◆ WORK TASK ◆
Return every entry below without altering a word.
++++ GIVEN RECORDS ++++
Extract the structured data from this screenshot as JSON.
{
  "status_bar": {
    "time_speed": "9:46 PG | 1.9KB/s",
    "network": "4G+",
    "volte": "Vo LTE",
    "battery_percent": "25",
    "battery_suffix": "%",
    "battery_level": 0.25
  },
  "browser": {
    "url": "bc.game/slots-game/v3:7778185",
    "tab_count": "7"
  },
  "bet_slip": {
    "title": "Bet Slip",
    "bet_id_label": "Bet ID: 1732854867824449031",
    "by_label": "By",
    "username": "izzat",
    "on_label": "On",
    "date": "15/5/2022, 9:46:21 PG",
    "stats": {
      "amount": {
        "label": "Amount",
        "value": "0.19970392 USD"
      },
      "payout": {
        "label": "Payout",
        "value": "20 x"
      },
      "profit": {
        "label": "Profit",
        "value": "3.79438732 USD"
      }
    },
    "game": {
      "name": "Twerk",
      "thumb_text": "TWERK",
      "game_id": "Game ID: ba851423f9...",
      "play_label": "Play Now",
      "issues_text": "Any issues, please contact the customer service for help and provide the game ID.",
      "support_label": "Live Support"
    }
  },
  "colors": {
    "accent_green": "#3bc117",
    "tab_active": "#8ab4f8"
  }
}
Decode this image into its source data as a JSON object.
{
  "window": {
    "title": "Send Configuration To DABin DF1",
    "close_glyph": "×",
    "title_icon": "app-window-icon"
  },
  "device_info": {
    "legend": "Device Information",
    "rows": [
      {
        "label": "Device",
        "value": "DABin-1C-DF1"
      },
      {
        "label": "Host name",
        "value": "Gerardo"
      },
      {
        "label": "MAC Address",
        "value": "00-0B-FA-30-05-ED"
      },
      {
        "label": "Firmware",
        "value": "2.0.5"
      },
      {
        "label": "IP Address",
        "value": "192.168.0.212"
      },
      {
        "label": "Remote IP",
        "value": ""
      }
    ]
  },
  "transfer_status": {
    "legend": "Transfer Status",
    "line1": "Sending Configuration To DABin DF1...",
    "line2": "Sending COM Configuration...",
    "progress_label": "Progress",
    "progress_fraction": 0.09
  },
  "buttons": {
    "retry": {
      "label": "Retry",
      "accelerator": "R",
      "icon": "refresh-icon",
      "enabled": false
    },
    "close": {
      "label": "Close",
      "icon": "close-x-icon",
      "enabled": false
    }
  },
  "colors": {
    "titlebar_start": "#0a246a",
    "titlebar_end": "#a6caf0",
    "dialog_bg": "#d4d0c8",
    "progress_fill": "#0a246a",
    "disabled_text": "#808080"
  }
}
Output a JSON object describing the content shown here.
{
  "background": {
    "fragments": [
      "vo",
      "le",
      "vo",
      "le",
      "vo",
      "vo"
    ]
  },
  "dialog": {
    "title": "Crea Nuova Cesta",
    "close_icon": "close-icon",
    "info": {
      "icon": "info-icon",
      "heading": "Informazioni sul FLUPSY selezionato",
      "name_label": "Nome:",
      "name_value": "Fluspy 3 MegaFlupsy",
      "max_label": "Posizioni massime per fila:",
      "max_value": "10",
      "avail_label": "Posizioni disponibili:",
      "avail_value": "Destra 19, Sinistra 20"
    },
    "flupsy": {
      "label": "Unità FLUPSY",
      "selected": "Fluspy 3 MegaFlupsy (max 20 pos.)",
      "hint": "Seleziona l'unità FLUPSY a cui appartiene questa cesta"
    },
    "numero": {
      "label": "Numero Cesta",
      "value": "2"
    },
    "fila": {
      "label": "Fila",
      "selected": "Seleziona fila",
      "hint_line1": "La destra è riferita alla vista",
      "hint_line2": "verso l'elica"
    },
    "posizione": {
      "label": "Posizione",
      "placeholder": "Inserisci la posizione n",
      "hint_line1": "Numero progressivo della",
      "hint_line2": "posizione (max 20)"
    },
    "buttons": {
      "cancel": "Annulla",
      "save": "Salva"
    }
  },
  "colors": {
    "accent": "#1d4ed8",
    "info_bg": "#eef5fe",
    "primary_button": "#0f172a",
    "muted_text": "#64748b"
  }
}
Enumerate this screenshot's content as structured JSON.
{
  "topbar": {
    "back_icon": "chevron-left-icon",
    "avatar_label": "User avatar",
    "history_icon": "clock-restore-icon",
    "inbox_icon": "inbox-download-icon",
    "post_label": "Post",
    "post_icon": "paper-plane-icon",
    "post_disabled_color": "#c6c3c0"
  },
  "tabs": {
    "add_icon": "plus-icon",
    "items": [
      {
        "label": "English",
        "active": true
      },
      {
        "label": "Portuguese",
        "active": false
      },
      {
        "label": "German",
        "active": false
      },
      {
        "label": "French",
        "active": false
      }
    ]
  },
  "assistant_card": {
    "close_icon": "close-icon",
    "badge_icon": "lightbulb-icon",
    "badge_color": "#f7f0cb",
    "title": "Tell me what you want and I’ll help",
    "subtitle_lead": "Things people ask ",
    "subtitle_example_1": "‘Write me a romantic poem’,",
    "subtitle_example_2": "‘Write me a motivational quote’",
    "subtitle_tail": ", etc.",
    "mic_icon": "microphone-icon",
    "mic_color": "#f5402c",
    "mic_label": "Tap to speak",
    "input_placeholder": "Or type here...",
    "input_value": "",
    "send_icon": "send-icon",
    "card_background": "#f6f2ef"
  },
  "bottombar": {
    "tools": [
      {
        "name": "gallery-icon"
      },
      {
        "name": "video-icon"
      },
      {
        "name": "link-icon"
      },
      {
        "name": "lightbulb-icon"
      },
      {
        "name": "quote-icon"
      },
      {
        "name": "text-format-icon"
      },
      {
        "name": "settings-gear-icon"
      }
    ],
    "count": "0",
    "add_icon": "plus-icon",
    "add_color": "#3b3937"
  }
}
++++
◆ FINISHED TASK ◆
Extract the structured data from this screenshot as JSON.
{
  "status_bar": {
    "time_speed": "9:46 PG | 1.9KB/s",
    "network": "4G+",
    "volte": "Vo LTE",
    "battery_percent": "25",
    "battery_suffix": "%",
    "battery_level": 0.25
  },
  "browser": {
    "url": "bc.game/slots-game/v3:7778185",
    "tab_count": "7"
  },
  "bet_slip": {
    "title": "Bet Slip",
    "bet_id_label": "Bet ID: 1732854867824449031",
    "by_label": "By",
    "username": "izzat",
    "on_label": "On",
    "date": "15/5/2022, 9:46:21 PG",
    "stats": {
      "amount": {
        "label": "Amount",
        "value": "0.19970392 USD"
      },
      "payout": {
        "label": "Payout",
        "value": "20 x"
      },
      "profit": {
        "label": "Profit",
        "value": "3.79438732 USD"
      }
    },
    "game": {
      "name": "Twerk",
      "thumb_text": "TWERK",
      "game_id": "Game ID: ba851423f9...",
      "play_label": "Play Now",
      "issues_text": "Any issues, please contact the customer service for help and provide the game ID.",
      "support_label": "Live Support"
    }
  },
  "colors": {
    "accent_green": "#3bc117",
    "tab_active": "#8ab4f8"
  }
}
Decode this image into its source data as a JSON object.
{
  "window": {
    "title": "Send Configuration To DABin DF1",
    "close_glyph": "×",
    "title_icon": "app-window-icon"
  },
  "device_info": {
    "legend": "Device Information",
    "rows": [
      {
        "label": "Device",
        "value": "DABin-1C-DF1"
      },
      {
        "label": "Host name",
        "value": "Gerardo"
      },
      {
        "label": "MAC Address",
        "value": "00-0B-FA-30-05-ED"
      },
      {
        "label": "Firmware",
        "value": "2.0.5"
      },
      {
        "label": "IP Address",
        "value": "192.168.0.212"
      },
      {
        "label": "Remote IP",
        "value": ""
      }
    ]
  },
  "transfer_status": {
    "legend": "Transfer Status",
    "line1": "Sending Configuration To DABin DF1...",
    "line2": "Sending COM Configuration...",
    "progress_label": "Progress",
    "progress_fraction": 0.09
  },
  "buttons": {
    "retry": {
      "label": "Retry",
      "accelerator": "R",
      "icon": "refresh-icon",
      "enabled": false
    },
    "close": {
      "label": "Close",
      "icon": "close-x-icon",
      "enabled": false
    }
  },
  "colors": {
    "titlebar_start": "#0a246a",
    "titlebar_end": "#a6caf0",
    "dialog_bg": "#d4d0c8",
    "progress_fill": "#0a246a",
    "disabled_text": "#808080"
  }
}
Output a JSON object describing the content shown here.
{
  "background": {
    "fragments": [
      "vo",
      "le",
      "vo",
      "le",
      "vo",
      "vo"
    ]
  },
  "dialog": {
    "title": "Crea Nuova Cesta",
    "close_icon": "close-icon",
    "info": {
      "icon": "info-icon",
      "heading": "Informazioni sul FLUPSY selezionato",
      "name_label": "Nome:",
      "name_value": "Fluspy 3 MegaFlupsy",
      "max_label": "Posizioni massime per fila:",
      "max_value": "10",
      "avail_label": "Posizioni disponibili:",
      "avail_value": "Destra 19, Sinistra 20"
    },
    "flupsy": {
      "label": "Unità FLUPSY",
      "selected": "Fluspy 3 MegaFlupsy (max 20 pos.)",
      "hint": "Seleziona l'unità FLUPSY a cui appartiene questa cesta"
    },
    "numero": {
      "label": "Numero Cesta",
      "value": "2"
    },
    "fila": {
      "label": "Fila",
      "selected": "Seleziona fila",
      "hint_line1": "La destra è riferita alla vista",
      "hint_line2": "verso l'elica"
    },
    "posizione": {
      "label": "Posizione",
      "placeholder": "Inserisci la posizione n",
      "hint_line1": "Numero progressivo della",
      "hint_line2": "posizione (max 20)"
    },
    "buttons": {
      "cancel": "Annulla",
      "save": "Salva"
    }
  },
  "colors": {
    "accent": "#1d4ed8",
    "info_bg": "#eef5fe",
    "primary_button": "#0f172a",
    "muted_text": "#64748b"
  }
}
Enumerate this screenshot's content as structured JSON.
{
  "topbar": {
    "back_icon": "chevron-left-icon",
    "avatar_label": "User avatar",
    "history_icon": "clock-restore-icon",
    "inbox_icon": "inbox-download-icon",
    "post_label": "Post",
    "post_icon": "paper-plane-icon",
    "post_disabled_color": "#c6c3c0"
  },
  "tabs": {
    "add_icon": "plus-icon",
    "items": [
      {
        "label": "English",
        "active": true
      },
      {
        "label": "Portuguese",
        "active": false
      },
      {
        "label": "German",
        "active": false
      },
      {
        "label": "French",
        "active": false
      }
    ]
  },
  "assistant_card": {
    "close_icon": "close-icon",
    "badge_icon": "lightbulb-icon",
    "badge_color": "#f7f0cb",
    "title": "Tell me what you want and I’ll help",
    "subtitle_lead": "Things people ask ",
    "subtitle_example_1": "‘Write me a romantic poem’,",
    "subtitle_example_2": "‘Write me a motivational quote’",
    "subtitle_tail": ", etc.",
    "mic_icon": "microphone-icon",
    "mic_color": "#f5402c",
    "mic_label": "Tap to speak",
    "input_placeholder": "Or type here...",
    "input_value": "",
    "send_icon": "send-icon",
    "card_background": "#f6f2ef"
  },
  "bottombar": {
    "tools": [
      {
        "name": "gallery-icon"
      },
      {
        "name": "video-icon"
      },
      {
        "name": "link-icon"
      },
      {
        "name": "lightbulb-icon"
      },
      {
        "name": "quote-icon"
      },
      {
        "name": "text-format-icon"
      },
      {
        "name": "settings-gear-icon"
      }
    ],
    "count": "0",
    "add_icon": "plus-icon",
    "add_color": "#3b3937"
  }
}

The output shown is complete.